Friday, July 24, 2009

Public Sculpture in the Post-Postmodern Era

As the article in the NY Times today starts out, "Outdoor art isn't what it used to be." With the introduction of installation art in the 70s,  traditional monuments have nearly gone extinct and have been replaced by the more broad term "public art sculpture". The purpose has changed and most commissions are no longer created to memorialize or celebrate a person or event. How many times have you walked around (especially in large metropolitan areas) and run smack into a seemingly random object (usually oversized about 10x larger than life – at the very least), like an oversized spider, a huge car, a gigantic picnic table or Hello Kitty?

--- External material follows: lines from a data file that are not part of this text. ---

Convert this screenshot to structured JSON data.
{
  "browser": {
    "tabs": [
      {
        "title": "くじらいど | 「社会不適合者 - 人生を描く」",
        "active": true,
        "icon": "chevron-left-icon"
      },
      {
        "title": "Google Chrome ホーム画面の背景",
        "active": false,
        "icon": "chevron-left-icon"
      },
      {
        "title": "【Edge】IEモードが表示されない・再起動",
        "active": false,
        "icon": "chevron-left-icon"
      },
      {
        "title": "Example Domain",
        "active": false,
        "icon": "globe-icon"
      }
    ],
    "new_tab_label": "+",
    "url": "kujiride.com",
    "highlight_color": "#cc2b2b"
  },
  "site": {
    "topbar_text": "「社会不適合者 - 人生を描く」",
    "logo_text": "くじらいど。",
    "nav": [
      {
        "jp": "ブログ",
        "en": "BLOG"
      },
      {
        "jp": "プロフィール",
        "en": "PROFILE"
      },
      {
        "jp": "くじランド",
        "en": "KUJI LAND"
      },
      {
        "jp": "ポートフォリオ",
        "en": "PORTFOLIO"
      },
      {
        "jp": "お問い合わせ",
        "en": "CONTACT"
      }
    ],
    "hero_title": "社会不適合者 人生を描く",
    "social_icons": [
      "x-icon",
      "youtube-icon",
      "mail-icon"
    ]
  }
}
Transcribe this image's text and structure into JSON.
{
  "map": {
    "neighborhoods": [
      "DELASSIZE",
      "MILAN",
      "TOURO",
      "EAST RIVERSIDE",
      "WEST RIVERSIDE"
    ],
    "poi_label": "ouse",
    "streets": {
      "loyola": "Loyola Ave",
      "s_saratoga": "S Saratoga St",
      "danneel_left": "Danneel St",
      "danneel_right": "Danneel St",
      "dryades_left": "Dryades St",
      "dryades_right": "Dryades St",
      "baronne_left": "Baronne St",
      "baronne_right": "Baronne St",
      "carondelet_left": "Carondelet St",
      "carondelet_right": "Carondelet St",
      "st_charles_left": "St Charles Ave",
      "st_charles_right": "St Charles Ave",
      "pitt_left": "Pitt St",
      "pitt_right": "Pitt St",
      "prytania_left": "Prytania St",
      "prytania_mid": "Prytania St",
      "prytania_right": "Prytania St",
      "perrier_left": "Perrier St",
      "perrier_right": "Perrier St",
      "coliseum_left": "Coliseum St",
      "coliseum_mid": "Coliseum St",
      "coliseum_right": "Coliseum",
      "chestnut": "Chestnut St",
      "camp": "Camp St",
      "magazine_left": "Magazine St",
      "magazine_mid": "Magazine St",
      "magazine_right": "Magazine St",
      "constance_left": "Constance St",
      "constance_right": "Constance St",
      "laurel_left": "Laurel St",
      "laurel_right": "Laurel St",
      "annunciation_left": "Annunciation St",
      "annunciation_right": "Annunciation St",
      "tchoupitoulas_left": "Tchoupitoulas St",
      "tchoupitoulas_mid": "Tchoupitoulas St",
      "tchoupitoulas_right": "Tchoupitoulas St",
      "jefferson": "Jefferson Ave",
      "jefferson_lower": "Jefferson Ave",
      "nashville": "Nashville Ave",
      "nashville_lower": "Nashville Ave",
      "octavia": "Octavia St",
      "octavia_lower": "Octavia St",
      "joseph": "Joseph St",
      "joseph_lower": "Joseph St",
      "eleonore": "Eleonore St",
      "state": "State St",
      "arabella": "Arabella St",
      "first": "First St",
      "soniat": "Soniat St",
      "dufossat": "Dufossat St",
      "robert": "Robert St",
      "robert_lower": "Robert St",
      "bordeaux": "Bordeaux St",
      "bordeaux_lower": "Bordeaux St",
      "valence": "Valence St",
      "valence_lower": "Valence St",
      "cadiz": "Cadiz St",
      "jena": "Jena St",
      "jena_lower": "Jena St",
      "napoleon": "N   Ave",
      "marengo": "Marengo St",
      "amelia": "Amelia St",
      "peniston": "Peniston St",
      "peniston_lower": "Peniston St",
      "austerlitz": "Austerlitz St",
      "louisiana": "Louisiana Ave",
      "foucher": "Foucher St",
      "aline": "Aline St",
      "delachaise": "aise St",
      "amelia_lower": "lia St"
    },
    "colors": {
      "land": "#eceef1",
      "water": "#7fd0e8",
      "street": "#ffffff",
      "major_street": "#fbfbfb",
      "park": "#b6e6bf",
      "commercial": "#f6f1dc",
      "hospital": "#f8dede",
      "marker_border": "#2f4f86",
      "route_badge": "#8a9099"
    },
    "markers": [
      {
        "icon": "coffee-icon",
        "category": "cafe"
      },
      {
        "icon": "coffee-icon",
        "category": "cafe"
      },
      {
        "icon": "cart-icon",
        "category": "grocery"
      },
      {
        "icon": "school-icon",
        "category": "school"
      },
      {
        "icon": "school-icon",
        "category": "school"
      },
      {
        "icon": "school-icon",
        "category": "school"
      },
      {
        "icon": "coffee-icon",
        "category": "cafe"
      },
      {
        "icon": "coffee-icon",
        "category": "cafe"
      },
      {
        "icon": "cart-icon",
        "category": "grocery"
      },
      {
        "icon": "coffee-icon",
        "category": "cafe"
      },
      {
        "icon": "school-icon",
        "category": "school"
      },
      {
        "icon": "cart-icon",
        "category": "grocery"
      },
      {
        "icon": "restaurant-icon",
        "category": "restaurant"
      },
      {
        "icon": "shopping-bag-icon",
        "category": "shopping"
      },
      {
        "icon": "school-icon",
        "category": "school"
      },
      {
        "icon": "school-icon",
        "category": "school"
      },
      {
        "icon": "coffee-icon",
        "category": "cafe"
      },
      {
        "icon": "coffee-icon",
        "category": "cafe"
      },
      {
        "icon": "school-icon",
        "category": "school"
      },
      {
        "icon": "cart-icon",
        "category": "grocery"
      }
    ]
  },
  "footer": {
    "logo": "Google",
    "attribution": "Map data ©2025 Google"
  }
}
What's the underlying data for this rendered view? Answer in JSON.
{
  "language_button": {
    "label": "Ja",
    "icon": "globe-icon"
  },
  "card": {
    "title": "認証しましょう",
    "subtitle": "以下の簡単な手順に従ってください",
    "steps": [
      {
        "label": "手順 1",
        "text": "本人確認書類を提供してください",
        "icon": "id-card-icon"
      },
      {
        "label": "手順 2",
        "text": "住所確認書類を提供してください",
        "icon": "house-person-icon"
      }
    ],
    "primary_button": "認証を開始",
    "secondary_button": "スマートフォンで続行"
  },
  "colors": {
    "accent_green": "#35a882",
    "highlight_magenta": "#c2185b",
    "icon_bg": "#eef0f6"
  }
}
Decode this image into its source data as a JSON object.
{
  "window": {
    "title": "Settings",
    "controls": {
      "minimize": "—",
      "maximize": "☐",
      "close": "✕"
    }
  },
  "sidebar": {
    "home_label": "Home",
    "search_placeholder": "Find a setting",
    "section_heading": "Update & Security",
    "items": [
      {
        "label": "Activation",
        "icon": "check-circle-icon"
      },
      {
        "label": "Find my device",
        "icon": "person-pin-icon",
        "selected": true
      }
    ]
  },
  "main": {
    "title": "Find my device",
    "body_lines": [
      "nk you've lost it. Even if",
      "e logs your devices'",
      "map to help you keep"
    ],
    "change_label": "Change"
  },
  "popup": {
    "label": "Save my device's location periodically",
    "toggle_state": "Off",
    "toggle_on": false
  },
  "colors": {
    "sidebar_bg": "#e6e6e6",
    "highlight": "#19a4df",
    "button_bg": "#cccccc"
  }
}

Sometimes they're amusing, other times they act as great backgrounds in tourists' photos. The more permanent "monument installations" such as Claes Oldengurg's oversized replicas of simple, everyday objects (clothespin, typewriter eraser, etc) are shocking at first and with repetitive exposure become just as familiar and unnoticed as the skyscrapers they attempt to enliven. I think more people took pictures next to Takashi Murakami's installation piece of three massive bronze spiders than they did with the classical popular Prometheus at the Rockefeller Center Plaza.

So what does it all mean?

Will there ever be a return to the "good ole' traditional monuments" of highly ranked and good-postured men on horses looking off into the distance? Will our children know about Prometheus and general William Tecumseh Sherman? (say who?!??)

I'll say one much as one can say that I'm desensitized to the temporary, site-specific oddities (in the good sense of the word) springing up around the city here and there, they're still great eye candy that turns my head and makes me, well, smile and feel a little warm all over. I don't know what it all means. We'll just have to wait for post-post-postmodernism to find our answer.